### [WHAT TO PRODUCE]
Repeat each record below exactly as it is written.

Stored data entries
*****
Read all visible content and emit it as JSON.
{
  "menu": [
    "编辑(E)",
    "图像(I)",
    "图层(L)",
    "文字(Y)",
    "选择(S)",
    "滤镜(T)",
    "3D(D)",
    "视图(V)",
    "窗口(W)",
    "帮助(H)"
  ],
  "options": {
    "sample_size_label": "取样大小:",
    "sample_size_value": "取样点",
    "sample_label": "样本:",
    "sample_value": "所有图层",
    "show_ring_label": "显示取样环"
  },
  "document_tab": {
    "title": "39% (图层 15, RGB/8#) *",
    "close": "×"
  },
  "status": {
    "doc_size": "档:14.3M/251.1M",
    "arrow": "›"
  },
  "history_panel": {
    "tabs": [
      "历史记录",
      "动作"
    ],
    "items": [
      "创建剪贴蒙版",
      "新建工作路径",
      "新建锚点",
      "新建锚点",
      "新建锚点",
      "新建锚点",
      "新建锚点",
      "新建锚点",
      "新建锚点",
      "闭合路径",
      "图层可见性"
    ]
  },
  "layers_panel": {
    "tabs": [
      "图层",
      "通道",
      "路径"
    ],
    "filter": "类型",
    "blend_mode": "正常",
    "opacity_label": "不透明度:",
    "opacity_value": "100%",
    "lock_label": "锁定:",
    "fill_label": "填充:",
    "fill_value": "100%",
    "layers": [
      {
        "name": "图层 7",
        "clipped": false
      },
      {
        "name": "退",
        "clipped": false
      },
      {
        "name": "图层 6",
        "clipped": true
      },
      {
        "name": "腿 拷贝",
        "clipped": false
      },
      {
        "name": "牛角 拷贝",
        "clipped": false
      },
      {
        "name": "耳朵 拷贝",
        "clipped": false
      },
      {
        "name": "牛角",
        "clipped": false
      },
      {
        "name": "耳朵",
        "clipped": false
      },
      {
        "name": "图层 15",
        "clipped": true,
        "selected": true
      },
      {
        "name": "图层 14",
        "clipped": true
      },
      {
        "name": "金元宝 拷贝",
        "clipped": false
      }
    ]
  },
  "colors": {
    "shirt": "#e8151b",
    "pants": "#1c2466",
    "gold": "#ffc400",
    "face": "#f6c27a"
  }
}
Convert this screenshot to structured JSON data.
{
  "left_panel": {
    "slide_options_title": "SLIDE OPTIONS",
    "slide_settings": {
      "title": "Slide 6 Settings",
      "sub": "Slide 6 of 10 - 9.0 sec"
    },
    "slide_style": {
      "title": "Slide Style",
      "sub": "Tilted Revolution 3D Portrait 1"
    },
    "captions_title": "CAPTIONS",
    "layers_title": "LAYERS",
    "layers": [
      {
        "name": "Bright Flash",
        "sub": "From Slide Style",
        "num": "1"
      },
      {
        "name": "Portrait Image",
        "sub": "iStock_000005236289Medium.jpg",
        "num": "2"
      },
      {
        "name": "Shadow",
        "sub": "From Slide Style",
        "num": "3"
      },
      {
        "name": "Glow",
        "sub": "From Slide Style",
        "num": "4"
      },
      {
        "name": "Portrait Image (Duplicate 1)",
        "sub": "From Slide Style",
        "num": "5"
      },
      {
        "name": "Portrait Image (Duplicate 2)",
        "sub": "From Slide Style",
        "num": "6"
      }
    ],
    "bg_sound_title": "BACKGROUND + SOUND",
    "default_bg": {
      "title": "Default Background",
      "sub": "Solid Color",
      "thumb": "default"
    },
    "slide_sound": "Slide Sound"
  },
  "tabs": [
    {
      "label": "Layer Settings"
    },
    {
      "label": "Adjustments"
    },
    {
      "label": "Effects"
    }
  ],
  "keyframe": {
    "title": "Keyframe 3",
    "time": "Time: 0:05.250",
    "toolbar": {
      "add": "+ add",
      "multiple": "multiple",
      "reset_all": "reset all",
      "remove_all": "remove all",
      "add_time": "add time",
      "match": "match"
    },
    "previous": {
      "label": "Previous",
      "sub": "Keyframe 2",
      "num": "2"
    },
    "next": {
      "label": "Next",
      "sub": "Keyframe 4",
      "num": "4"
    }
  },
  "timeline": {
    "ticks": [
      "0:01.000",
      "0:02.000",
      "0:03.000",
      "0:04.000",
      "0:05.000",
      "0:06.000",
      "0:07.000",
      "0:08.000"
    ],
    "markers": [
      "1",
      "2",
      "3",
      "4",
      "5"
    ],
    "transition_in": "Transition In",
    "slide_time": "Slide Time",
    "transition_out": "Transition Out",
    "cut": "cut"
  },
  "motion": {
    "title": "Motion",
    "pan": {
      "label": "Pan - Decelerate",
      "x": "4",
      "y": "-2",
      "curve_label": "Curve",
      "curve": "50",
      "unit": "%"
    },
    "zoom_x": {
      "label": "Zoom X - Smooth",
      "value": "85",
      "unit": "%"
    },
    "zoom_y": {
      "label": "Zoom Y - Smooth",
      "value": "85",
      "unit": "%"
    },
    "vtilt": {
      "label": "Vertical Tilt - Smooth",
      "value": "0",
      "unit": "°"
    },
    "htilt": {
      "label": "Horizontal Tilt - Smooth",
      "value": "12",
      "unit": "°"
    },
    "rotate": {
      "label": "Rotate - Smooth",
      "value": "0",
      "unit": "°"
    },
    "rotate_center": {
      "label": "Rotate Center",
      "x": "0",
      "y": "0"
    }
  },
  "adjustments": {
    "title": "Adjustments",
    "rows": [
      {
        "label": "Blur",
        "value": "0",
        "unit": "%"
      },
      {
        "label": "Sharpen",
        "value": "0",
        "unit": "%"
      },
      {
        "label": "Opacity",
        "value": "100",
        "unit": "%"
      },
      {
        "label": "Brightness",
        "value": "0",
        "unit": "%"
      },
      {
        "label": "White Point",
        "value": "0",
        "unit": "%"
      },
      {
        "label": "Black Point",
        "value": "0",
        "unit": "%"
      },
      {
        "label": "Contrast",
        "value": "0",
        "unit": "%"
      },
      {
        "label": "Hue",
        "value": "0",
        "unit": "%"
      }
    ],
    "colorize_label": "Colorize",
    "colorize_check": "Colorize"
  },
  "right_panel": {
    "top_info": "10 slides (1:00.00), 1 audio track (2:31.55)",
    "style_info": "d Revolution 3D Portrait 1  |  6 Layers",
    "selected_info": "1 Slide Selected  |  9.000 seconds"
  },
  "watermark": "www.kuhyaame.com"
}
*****
### [EXERCISE RESPONSE]
Read all visible content and emit it as JSON.
{
  "menu": [
    "编辑(E)",
    "图像(I)",
    "图层(L)",
    "文字(Y)",
    "选择(S)",
    "滤镜(T)",
    "3D(D)",
    "视图(V)",
    "窗口(W)",
    "帮助(H)"
  ],
  "options": {
    "sample_size_label": "取样大小:",
    "sample_size_value": "取样点",
    "sample_label": "样本:",
    "sample_value": "所有图层",
    "show_ring_label": "显示取样环"
  },
  "document_tab": {
    "title": "39% (图层 15, RGB/8#) *",
    "close": "×"
  },
  "status": {
    "doc_size": "档:14.3M/251.1M",
    "arrow": "›"
  },
  "history_panel": {
    "tabs": [
      "历史记录",
      "动作"
    ],
    "items": [
      "创建剪贴蒙版",
      "新建工作路径",
      "新建锚点",
      "新建锚点",
      "新建锚点",
      "新建锚点",
      "新建锚点",
      "新建锚点",
      "新建锚点",
      "闭合路径",
      "图层可见性"
    ]
  },
  "layers_panel": {
    "tabs": [
      "图层",
      "通道",
      "路径"
    ],
    "filter": "类型",
    "blend_mode": "正常",
    "opacity_label": "不透明度:",
    "opacity_value": "100%",
    "lock_label": "锁定:",
    "fill_label": "填充:",
    "fill_value": "100%",
    "layers": [
      {
        "name": "图层 7",
        "clipped": false
      },
      {
        "name": "退",
        "clipped": false
      },
      {
        "name": "图层 6",
        "clipped": true
      },
      {
        "name": "腿 拷贝",
        "clipped": false
      },
      {
        "name": "牛角 拷贝",
        "clipped": false
      },
      {
        "name": "耳朵 拷贝",
        "clipped": false
      },
      {
        "name": "牛角",
        "clipped": false
      },
      {
        "name": "耳朵",
        "clipped": false
      },
      {
        "name": "图层 15",
        "clipped": true,
        "selected": true
      },
      {
        "name": "图层 14",
        "clipped": true
      },
      {
        "name": "金元宝 拷贝",
        "clipped": false
      }
    ]
  },
  "colors": {
    "shirt": "#e8151b",
    "pants": "#1c2466",
    "gold": "#ffc400",
    "face": "#f6c27a"
  }
}
Convert this screenshot to structured JSON data.
{
  "left_panel": {
    "slide_options_title": "SLIDE OPTIONS",
    "slide_settings": {
      "title": "Slide 6 Settings",
      "sub": "Slide 6 of 10 - 9.0 sec"
    },
    "slide_style": {
      "title": "Slide Style",
      "sub": "Tilted Revolution 3D Portrait 1"
    },
    "captions_title": "CAPTIONS",
    "layers_title": "LAYERS",
    "layers": [
      {
        "name": "Bright Flash",
        "sub": "From Slide Style",
        "num": "1"
      },
      {
        "name": "Portrait Image",
        "sub": "iStock_000005236289Medium.jpg",
        "num": "2"
      },
      {
        "name": "Shadow",
        "sub": "From Slide Style",
        "num": "3"
      },
      {
        "name": "Glow",
        "sub": "From Slide Style",
        "num": "4"
      },
      {
        "name": "Portrait Image (Duplicate 1)",
        "sub": "From Slide Style",
        "num": "5"
      },
      {
        "name": "Portrait Image (Duplicate 2)",
        "sub": "From Slide Style",
        "num": "6"
      }
    ],
    "bg_sound_title": "BACKGROUND + SOUND",
    "default_bg": {
      "title": "Default Background",
      "sub": "Solid Color",
      "thumb": "default"
    },
    "slide_sound": "Slide Sound"
  },
  "tabs": [
    {
      "label": "Layer Settings"
    },
    {
      "label": "Adjustments"
    },
    {
      "label": "Effects"
    }
  ],
  "keyframe": {
    "title": "Keyframe 3",
    "time": "Time: 0:05.250",
    "toolbar": {
      "add": "+ add",
      "multiple": "multiple",
      "reset_all": "reset all",
      "remove_all": "remove all",
      "add_time": "add time",
      "match": "match"
    },
    "previous": {
      "label": "Previous",
      "sub": "Keyframe 2",
      "num": "2"
    },
    "next": {
      "label": "Next",
      "sub": "Keyframe 4",
      "num": "4"
    }
  },
  "timeline": {
    "ticks": [
      "0:01.000",
      "0:02.000",
      "0:03.000",
      "0:04.000",
      "0:05.000",
      "0:06.000",
      "0:07.000",
      "0:08.000"
    ],
    "markers": [
      "1",
      "2",
      "3",
      "4",
      "5"
    ],
    "transition_in": "Transition In",
    "slide_time": "Slide Time",
    "transition_out": "Transition Out",
    "cut": "cut"
  },
  "motion": {
    "title": "Motion",
    "pan": {
      "label": "Pan - Decelerate",
      "x": "4",
      "y": "-2",
      "curve_label": "Curve",
      "curve": "50",
      "unit": "%"
    },
    "zoom_x": {
      "label": "Zoom X - Smooth",
      "value": "85",
      "unit": "%"
    },
    "zoom_y": {
      "label": "Zoom Y - Smooth",
      "value": "85",
      "unit": "%"
    },
    "vtilt": {
      "label": "Vertical Tilt - Smooth",
      "value": "0",
      "unit": "°"
    },
    "htilt": {
      "label": "Horizontal Tilt - Smooth",
      "value": "12",
      "unit": "°"
    },
    "rotate": {
      "label": "Rotate - Smooth",
      "value": "0",
      "unit": "°"
    },
    "rotate_center": {
      "label": "Rotate Center",
      "x": "0",
      "y": "0"
    }
  },
  "adjustments": {
    "title": "Adjustments",
    "rows": [
      {
        "label": "Blur",
        "value": "0",
        "unit": "%"
      },
      {
        "label": "Sharpen",
        "value": "0",
        "unit": "%"
      },
      {
        "label": "Opacity",
        "value": "100",
        "unit": "%"
      },
      {
        "label": "Brightness",
        "value": "0",
        "unit": "%"
      },
      {
        "label": "White Point",
        "value": "0",
        "unit": "%"
      },
      {
        "label": "Black Point",
        "value": "0",
        "unit": "%"
      },
      {
        "label": "Contrast",
        "value": "0",
        "unit": "%"
      },
      {
        "label": "Hue",
        "value": "0",
        "unit": "%"
      }
    ],
    "colorize_label": "Colorize",
    "colorize_check": "Colorize"
  },
  "right_panel": {
    "top_info": "10 slides (1:00.00), 1 audio track (2:31.55)",
    "style_info": "d Revolution 3D Portrait 1  |  6 Layers",
    "selected_info": "1 Slide Selected  |  9.000 seconds"
  },
  "watermark": "www.kuhyaame.com"
}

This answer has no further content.